Originally published on Fri April 18, 2014 1:28 pm
The captain of the South Korean ferry that sank earlier this week in the Yellow Sea, leaving at least 28 dead and hundreds missing, has been arrested, along with two other crew members, South Korea's Yonhap news agency says.
The 69-year-old captain, Lee Jun-Seok, faces five counts including negligence of duty and violation of maritime law, Yonhap says.
On 'Morning Edition': NPR's Anthony Kuhn reports about the South Korean ferry disaster
This post will be updated as news comes in.
A second day of dangerous efforts to reach any survivors has ended with still no sign of the nearly 300 people â€” most of them high school students â€” believed to be trapped aboard a South Korean ferry that has capsized in the Yellow Sea.
On 'Morning Edition': NPR's Anthony Kuhn reports about the ferry accident
This post is being updated as news comes in.
Unsuccessful in their attempts to find the missing in a sunken ferry off the southern coast of South Korea overnight, rescue divers resumed their search at day break Thursday, Jason Strother reports from Seoul.

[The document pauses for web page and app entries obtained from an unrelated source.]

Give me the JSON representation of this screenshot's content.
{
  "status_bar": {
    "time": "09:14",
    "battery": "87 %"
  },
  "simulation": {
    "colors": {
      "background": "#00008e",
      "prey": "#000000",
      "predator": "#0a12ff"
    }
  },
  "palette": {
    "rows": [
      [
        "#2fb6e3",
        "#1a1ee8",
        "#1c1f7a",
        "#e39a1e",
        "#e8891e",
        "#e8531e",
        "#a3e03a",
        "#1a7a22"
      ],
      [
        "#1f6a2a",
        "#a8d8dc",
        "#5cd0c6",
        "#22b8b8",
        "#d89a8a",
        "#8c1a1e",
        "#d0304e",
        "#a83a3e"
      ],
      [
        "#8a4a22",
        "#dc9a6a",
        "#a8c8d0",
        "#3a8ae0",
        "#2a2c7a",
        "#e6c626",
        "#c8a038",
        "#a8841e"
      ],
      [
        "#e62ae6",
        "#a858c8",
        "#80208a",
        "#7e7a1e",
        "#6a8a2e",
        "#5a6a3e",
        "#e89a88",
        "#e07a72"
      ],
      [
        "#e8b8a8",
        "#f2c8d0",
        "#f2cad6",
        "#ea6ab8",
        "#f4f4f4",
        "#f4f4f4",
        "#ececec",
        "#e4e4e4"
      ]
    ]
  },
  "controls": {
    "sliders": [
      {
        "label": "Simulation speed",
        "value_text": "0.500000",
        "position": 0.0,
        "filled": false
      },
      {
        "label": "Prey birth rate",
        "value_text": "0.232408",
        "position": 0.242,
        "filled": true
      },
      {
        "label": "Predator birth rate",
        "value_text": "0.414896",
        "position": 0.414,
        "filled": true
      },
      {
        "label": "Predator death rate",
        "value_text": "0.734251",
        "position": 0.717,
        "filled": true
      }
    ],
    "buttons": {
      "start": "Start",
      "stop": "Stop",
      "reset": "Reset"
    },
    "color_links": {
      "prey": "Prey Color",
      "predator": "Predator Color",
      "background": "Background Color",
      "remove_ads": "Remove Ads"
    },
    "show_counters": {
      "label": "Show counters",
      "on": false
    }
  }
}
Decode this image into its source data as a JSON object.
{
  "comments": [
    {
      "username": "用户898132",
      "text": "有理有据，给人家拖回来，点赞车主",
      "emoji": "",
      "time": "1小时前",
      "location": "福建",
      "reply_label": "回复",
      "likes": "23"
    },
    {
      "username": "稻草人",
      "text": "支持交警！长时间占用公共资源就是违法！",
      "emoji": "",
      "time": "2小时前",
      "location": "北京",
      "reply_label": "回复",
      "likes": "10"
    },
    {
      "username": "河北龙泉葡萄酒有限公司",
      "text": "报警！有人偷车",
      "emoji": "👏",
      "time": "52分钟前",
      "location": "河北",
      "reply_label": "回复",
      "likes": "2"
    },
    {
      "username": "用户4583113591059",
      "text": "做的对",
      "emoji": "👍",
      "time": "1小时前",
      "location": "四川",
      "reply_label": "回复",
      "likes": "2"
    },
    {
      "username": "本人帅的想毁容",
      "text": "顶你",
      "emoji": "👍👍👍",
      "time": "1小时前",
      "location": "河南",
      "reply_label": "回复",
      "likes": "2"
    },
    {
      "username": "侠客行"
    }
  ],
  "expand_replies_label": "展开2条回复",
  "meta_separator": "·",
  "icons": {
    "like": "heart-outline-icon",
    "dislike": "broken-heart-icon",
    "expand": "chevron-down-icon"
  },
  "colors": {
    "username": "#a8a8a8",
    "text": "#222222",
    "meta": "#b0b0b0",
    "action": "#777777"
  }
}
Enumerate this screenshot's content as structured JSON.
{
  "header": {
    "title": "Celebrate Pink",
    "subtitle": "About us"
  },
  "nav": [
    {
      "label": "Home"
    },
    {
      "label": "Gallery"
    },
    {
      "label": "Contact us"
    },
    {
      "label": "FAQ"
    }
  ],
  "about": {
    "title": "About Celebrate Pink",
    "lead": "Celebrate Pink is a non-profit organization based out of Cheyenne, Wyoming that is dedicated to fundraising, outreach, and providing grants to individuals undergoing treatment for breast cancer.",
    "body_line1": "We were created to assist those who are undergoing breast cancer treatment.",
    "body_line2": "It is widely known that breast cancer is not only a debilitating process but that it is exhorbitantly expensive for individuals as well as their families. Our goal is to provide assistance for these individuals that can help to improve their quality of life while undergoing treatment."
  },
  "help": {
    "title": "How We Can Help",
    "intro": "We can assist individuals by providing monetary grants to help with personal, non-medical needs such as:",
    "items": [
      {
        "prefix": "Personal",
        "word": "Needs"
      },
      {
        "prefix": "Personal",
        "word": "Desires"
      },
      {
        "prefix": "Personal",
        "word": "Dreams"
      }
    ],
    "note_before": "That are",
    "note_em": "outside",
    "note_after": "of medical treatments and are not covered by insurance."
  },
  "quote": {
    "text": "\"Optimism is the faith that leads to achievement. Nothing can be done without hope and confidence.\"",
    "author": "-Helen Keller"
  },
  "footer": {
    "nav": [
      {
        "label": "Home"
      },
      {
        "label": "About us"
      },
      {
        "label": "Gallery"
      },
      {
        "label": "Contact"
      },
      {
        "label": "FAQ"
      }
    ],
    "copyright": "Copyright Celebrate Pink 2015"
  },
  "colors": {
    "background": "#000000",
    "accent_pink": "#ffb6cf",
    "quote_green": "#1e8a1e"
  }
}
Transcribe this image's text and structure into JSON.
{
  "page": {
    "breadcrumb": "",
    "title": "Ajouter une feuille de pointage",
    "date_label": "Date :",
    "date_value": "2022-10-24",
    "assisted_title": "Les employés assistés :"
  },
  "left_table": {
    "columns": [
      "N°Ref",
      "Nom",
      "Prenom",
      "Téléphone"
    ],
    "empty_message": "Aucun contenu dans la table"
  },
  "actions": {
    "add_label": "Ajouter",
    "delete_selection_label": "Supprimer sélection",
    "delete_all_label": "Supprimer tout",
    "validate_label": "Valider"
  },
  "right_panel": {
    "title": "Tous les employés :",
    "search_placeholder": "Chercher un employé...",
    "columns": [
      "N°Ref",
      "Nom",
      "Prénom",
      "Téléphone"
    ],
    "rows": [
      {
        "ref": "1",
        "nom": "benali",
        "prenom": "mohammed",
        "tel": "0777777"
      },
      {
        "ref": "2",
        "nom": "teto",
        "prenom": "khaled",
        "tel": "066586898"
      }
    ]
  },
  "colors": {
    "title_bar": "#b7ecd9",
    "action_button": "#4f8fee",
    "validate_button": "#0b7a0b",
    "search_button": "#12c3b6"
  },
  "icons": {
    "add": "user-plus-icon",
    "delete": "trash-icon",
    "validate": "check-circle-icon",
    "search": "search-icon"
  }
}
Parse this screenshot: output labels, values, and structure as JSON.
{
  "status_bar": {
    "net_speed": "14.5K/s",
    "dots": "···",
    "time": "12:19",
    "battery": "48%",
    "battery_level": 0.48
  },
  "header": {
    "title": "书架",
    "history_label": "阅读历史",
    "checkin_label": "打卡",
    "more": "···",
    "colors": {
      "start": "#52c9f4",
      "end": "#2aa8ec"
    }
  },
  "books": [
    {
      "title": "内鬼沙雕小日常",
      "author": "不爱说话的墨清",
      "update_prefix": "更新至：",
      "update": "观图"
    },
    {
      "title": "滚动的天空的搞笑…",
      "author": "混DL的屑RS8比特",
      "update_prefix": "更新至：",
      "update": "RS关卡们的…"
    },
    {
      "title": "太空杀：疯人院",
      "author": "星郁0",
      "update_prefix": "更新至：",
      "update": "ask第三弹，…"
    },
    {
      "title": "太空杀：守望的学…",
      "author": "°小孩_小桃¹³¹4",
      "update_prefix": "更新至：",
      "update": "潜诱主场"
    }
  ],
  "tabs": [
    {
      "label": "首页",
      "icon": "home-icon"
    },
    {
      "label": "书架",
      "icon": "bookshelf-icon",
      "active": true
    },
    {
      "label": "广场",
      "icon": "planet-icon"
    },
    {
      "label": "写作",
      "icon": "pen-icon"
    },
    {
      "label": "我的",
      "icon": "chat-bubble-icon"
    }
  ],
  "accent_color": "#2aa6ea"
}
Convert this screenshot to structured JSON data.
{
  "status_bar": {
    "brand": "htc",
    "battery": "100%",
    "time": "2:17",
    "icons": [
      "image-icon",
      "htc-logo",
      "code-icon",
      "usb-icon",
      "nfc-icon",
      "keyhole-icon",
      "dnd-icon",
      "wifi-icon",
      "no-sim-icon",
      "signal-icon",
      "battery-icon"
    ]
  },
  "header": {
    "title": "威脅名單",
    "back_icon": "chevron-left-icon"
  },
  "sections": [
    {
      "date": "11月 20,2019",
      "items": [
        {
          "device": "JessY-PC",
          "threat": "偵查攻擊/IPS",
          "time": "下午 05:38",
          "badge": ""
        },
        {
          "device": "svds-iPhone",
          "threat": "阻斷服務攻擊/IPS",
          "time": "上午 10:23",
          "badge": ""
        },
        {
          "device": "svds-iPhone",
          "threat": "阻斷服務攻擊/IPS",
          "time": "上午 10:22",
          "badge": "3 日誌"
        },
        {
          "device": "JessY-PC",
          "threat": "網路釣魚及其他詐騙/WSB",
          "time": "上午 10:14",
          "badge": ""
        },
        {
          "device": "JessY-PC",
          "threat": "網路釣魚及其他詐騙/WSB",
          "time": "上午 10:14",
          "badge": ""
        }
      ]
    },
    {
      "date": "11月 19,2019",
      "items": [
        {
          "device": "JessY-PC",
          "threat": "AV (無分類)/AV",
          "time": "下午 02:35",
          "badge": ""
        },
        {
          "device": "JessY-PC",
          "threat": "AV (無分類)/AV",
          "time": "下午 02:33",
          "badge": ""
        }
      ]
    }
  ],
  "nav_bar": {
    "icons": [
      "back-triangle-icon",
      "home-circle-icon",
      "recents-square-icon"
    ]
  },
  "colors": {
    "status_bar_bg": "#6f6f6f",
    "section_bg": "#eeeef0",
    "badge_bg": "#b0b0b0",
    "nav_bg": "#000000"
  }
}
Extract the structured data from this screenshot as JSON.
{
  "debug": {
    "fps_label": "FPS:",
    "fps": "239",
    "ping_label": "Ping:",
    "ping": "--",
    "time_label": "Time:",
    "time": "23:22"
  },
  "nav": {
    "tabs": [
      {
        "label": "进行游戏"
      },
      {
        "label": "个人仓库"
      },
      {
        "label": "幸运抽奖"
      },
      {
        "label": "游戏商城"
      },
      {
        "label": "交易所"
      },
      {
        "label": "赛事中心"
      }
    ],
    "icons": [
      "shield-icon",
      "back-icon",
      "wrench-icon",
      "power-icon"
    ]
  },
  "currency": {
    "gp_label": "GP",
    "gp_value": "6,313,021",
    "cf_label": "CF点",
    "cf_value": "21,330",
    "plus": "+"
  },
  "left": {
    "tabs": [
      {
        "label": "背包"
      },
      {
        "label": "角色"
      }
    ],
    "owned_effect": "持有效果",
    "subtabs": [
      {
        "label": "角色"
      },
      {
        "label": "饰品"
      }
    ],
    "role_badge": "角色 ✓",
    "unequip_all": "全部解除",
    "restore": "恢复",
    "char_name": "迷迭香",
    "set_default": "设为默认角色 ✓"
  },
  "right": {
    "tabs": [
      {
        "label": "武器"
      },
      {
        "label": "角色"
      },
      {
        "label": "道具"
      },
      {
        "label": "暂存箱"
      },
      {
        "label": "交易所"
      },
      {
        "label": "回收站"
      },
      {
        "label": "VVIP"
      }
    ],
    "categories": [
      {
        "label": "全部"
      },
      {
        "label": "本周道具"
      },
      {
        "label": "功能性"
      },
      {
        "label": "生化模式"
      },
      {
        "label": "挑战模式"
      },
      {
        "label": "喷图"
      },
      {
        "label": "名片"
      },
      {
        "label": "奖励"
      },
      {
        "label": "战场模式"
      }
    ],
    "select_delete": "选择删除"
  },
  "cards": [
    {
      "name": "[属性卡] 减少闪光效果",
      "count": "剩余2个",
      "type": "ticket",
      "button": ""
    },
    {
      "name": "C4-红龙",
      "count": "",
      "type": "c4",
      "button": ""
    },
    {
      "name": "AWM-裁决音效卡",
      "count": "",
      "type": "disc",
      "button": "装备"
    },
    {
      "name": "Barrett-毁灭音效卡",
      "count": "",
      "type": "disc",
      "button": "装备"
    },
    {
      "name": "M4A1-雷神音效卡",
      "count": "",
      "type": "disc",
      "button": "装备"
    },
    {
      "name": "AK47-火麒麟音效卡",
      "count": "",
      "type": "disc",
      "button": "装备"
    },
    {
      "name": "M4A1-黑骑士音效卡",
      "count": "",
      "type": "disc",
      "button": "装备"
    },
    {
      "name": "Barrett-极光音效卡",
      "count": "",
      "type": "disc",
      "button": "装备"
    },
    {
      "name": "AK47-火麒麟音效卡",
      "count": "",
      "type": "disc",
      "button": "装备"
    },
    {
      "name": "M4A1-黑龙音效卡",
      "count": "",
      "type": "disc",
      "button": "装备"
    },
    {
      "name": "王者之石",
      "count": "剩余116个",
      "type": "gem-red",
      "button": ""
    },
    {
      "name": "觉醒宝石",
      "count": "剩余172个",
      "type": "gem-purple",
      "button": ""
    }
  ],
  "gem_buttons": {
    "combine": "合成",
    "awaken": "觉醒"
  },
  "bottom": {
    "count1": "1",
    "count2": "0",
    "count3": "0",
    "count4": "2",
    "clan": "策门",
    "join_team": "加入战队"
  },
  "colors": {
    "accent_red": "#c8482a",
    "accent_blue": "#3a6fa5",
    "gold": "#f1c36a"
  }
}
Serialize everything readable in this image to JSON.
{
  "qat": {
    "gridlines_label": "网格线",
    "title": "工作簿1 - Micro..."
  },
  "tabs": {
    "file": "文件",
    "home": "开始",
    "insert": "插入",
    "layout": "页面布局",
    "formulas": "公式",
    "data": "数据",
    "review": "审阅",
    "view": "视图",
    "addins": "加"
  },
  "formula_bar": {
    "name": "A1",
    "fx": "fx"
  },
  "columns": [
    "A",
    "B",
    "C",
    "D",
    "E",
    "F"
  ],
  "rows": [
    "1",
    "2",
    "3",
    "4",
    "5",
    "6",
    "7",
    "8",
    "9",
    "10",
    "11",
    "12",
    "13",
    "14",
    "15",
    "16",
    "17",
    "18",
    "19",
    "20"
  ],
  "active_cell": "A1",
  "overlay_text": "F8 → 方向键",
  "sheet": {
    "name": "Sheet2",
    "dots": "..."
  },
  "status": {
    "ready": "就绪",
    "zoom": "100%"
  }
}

A day after the boat began to sink, the cause of the accident is unclear and less than half of the passengers who were on board have been rescued, Strother tells NPR's Newscast Desk.
Most of those unaccounted for are high school students who were on a trip to a resort island.
South Korea is electing a new president next month. In their elections, corporate money is banned and the campaign season is limited. Ross Reynolds talks with University of Washington Professor Yong-Chool Ha about the ins and outs of election season in South Korea.